╭─ Provided material

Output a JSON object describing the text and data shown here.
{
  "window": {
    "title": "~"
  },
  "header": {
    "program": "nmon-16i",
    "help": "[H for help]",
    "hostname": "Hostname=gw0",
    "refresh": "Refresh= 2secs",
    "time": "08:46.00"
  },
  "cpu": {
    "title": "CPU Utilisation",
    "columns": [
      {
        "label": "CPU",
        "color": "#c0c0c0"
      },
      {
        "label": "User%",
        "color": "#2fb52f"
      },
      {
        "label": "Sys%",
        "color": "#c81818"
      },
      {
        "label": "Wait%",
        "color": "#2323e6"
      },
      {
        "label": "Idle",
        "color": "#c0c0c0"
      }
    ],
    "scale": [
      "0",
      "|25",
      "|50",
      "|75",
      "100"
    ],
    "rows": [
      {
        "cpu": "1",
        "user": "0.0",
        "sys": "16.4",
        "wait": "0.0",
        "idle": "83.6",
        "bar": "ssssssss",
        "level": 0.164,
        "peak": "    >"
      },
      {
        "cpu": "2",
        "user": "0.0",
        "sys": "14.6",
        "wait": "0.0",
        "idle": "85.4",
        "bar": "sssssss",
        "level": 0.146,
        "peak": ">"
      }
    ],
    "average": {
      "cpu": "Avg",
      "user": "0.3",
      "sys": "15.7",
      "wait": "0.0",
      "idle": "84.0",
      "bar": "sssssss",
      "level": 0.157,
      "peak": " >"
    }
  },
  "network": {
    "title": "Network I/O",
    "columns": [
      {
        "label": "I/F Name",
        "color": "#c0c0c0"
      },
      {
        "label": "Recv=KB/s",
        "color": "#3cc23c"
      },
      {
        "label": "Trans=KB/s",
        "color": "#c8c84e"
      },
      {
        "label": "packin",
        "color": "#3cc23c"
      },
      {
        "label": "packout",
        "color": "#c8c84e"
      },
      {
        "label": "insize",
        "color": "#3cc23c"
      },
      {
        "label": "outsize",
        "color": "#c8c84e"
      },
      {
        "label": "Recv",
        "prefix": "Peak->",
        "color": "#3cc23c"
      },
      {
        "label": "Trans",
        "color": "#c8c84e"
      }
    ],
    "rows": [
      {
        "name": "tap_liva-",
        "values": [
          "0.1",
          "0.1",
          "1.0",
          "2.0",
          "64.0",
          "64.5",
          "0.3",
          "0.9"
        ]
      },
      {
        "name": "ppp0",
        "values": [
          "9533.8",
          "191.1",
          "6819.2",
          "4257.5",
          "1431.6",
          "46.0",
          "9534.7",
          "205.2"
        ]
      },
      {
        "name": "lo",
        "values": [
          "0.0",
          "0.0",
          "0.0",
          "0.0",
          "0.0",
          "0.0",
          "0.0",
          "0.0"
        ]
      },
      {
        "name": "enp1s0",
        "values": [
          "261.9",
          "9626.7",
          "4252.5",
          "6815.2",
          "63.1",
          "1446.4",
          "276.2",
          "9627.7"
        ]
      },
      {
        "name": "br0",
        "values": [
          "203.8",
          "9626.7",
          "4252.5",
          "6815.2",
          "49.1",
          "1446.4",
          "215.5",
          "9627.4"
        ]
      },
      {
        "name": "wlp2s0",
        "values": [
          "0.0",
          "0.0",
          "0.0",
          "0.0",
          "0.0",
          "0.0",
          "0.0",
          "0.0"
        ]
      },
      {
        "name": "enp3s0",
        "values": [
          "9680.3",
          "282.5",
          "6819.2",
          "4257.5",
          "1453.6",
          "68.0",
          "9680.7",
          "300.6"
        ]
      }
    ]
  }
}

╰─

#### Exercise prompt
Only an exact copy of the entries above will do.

#### Answer area
Output a JSON object describing the text and data shown here.
{
  "window": {
    "title": "~"
  },
  "header": {
    "program": "nmon-16i",
    "help": "[H for help]",
    "hostname": "Hostname=gw0",
    "refresh": "Refresh= 2secs",
    "time": "08:46.00"
  },
  "cpu": {
    "title": "CPU Utilisation",
    "columns": [
      {
        "label": "CPU",
        "color": "#c0c0c0"
      },
      {
        "label": "User%",
        "color": "#2fb52f"
      },
      {
        "label": "Sys%",
        "color": "#c81818"
      },
      {
        "label": "Wait%",
        "color": "#2323e6"
      },
      {
        "label": "Idle",
        "color": "#c0c0c0"
      }
    ],
    "scale": [
      "0",
      "|25",
      "|50",
      "|75",
      "100"
    ],
    "rows": [
      {
        "cpu": "1",
        "user": "0.0",
        "sys": "16.4",
        "wait": "0.0",
        "idle": "83.6",
        "bar": "ssssssss",
        "level": 0.164,
        "peak": "    >"
      },
      {
        "cpu": "2",
        "user": "0.0",
        "sys": "14.6",
        "wait": "0.0",
        "idle": "85.4",
        "bar": "sssssss",
        "level": 0.146,
        "peak": ">"
      }
    ],
    "average": {
      "cpu": "Avg",
      "user": "0.3",
      "sys": "15.7",
      "wait": "0.0",
      "idle": "84.0",
      "bar": "sssssss",
      "level": 0.157,
      "peak": " >"
    }
  },
  "network": {
    "title": "Network I/O",
    "columns": [
      {
        "label": "I/F Name",
        "color": "#c0c0c0"
      },
      {
        "label": "Recv=KB/s",
        "color": "#3cc23c"
      },
      {
        "label": "Trans=KB/s",
        "color": "#c8c84e"
      },
      {
        "label": "packin",
        "color": "#3cc23c"
      },
      {
        "label": "packout",
        "color": "#c8c84e"
      },
      {
        "label": "insize",
        "color": "#3cc23c"
      },
      {
        "label": "outsize",
        "color": "#c8c84e"
      },
      {
        "label": "Recv",
        "prefix": "Peak->",
        "color": "#3cc23c"
      },
      {
        "label": "Trans",
        "color": "#c8c84e"
      }
    ],
    "rows": [
      {
        "name": "tap_liva-",
        "values": [
          "0.1",
          "0.1",
          "1.0",
          "2.0",
          "64.0",
          "64.5",
          "0.3",
          "0.9"
        ]
      },
      {
        "name": "ppp0",
        "values": [
          "9533.8",
          "191.1",
          "6819.2",
          "4257.5",
          "1431.6",
          "46.0",
          "9534.7",
          "205.2"
        ]
      },
      {
        "name": "lo",
        "values": [
          "0.0",
          "0.0",
          "0.0",
          "0.0",
          "0.0",
          "0.0",
          "0.0",
          "0.0"
        ]
      },
      {
        "name": "enp1s0",
        "values": [
          "261.9",
          "9626.7",
          "4252.5",
          "6815.2",
          "63.1",
          "1446.4",
          "276.2",
          "9627.7"
        ]
      },
      {
        "name": "br0",
        "values": [
          "203.8",
          "9626.7",
          "4252.5",
          "6815.2",
          "49.1",
          "1446.4",
          "215.5",
          "9627.4"
        ]
      },
      {
        "name": "wlp2s0",
        "values": [
          "0.0",
          "0.0",
          "0.0",
          "0.0",
          "0.0",
          "0.0",
          "0.0",
          "0.0"
        ]
      },
      {
        "name": "enp3s0",
        "values": [
          "9680.3",
          "282.5",
          "6819.2",
          "4257.5",
          "1453.6",
          "68.0",
          "9680.7",
          "300.6"
        ]
      }
    ]
  }
}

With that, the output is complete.